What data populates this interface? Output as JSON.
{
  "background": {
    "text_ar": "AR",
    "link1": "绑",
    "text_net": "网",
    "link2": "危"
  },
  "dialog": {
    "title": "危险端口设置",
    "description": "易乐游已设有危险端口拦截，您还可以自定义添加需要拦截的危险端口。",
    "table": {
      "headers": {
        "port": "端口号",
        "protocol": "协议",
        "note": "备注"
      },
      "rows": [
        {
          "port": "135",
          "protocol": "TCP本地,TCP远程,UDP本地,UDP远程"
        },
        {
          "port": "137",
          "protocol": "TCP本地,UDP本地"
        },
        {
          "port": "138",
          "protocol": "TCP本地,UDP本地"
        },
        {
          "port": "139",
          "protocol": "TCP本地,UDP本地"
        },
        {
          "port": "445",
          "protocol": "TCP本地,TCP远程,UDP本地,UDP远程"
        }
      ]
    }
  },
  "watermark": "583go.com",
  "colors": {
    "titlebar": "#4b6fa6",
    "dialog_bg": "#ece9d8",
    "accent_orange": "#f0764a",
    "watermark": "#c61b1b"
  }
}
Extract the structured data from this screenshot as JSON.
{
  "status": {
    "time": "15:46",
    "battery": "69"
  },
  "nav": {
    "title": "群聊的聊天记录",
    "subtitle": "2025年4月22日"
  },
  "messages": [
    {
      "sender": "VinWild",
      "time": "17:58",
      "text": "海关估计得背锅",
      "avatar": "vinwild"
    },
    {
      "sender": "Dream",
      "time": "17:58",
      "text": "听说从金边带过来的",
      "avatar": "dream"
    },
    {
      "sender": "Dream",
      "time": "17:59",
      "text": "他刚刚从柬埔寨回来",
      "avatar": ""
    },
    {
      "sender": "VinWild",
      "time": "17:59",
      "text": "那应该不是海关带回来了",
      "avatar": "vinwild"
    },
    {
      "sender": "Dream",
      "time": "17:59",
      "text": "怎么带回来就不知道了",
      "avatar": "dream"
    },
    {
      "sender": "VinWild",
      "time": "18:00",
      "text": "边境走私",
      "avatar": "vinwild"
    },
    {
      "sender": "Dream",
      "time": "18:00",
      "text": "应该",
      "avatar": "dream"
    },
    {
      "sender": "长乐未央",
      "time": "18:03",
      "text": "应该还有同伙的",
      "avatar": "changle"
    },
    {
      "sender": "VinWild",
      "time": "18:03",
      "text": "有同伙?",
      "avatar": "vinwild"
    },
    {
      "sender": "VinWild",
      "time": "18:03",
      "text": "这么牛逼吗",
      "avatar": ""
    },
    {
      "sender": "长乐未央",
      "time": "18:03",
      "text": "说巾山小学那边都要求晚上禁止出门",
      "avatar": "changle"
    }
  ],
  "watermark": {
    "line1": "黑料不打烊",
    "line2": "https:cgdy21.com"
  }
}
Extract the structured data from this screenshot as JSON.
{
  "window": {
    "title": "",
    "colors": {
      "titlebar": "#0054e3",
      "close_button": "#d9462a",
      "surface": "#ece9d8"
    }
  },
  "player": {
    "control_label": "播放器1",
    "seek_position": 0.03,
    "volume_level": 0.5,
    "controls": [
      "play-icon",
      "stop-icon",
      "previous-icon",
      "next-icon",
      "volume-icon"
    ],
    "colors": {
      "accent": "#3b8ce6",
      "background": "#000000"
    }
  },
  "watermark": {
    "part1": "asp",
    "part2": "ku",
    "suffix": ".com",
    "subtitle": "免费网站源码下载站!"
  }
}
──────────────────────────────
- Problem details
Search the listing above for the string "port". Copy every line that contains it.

- Answer to the problem
        "port": "端口号",
          "port": "135",
          "port": "137",
          "port": "138",
          "port": "139",
          "port": "445",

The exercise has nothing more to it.